“We did the video on bullying, how violence begets violence. That’s not the message we wanted to put out you know, sometimes the bully just needs a hug. Basically, here’s another example: Bringing Down the Giant for me, we all have our giants, we all have our things that keep us from being who we could be naturally, or who we’re supposed to be, who we think we should be. There’s always something that goes on. My giant is diabetes. I’ve been diabetic for about 15 years now. Eric, our bass player, his girlfriend has a little girl named Jersey and she’s been battling cancer for the past 8 months, in and out of radiation and she’s such a cool little girl to be around, I love the girl man. She’s my hero. We just found out two weeks ago that she is cancer free, and to have her actually walk up to me, and this girl’s eight, nine years old, and to have her walk up to me and say ‘cancer was my giant Jared and you helped me’ I almost started crying. She’s been through a lot in such a short amount of time man and she’s going to be stronger for it later. As far as Bringing Down the Giant goes, of course bullying is an issue that people need to address. It sucks that it still goes on, but I mean, we’re humans, that’s what we do. But yeah, that’s basically where we got the name from and to put it out as the first single we thought would be awesome because we want to bring attention to all the things that we just spoke about.”
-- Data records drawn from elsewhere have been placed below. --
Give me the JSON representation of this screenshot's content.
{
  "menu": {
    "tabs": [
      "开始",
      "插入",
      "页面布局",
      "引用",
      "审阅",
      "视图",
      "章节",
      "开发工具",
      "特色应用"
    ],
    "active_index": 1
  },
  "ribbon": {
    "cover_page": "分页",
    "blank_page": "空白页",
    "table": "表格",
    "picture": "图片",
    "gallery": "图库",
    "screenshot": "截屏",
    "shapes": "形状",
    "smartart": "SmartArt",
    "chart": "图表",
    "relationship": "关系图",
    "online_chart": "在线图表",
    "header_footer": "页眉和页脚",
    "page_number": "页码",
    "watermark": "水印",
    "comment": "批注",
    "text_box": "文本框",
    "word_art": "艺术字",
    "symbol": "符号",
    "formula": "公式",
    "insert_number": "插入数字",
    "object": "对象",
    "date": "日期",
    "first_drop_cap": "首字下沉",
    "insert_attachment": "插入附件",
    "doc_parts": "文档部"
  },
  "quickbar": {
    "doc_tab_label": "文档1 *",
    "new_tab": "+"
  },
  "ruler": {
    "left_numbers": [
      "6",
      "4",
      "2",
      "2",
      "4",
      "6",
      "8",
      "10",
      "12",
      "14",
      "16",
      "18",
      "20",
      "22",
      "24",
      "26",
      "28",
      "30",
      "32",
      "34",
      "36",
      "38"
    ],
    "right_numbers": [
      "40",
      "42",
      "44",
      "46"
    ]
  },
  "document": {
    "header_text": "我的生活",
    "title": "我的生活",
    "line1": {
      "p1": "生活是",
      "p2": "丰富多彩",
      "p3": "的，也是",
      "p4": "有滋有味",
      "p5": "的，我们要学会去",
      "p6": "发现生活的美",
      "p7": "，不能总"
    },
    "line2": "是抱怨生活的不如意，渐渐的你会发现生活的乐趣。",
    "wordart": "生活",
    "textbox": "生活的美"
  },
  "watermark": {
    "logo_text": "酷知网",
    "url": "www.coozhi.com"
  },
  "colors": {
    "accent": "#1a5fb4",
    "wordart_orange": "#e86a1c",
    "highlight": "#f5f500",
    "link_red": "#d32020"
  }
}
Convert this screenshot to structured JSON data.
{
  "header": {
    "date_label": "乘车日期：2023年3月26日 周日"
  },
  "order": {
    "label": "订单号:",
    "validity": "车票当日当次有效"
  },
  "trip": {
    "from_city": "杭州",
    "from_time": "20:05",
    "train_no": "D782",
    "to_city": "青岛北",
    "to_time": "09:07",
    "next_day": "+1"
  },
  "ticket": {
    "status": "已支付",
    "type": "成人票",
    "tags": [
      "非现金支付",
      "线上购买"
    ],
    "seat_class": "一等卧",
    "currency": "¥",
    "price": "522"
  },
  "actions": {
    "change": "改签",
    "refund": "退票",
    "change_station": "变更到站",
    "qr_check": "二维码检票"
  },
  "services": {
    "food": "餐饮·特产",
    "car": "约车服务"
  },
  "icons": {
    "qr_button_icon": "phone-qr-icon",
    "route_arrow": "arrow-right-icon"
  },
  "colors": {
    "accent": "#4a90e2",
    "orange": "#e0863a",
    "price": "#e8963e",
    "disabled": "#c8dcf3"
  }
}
If you happen to be stationed in Okinawa, Japan they will be heading out your way September 13th and will play on September 16th at Camp Kisner. If you’d like to check out their other tour stops or even listen to their new album for free, head on over to http://www.savingabel.com/ and check it out!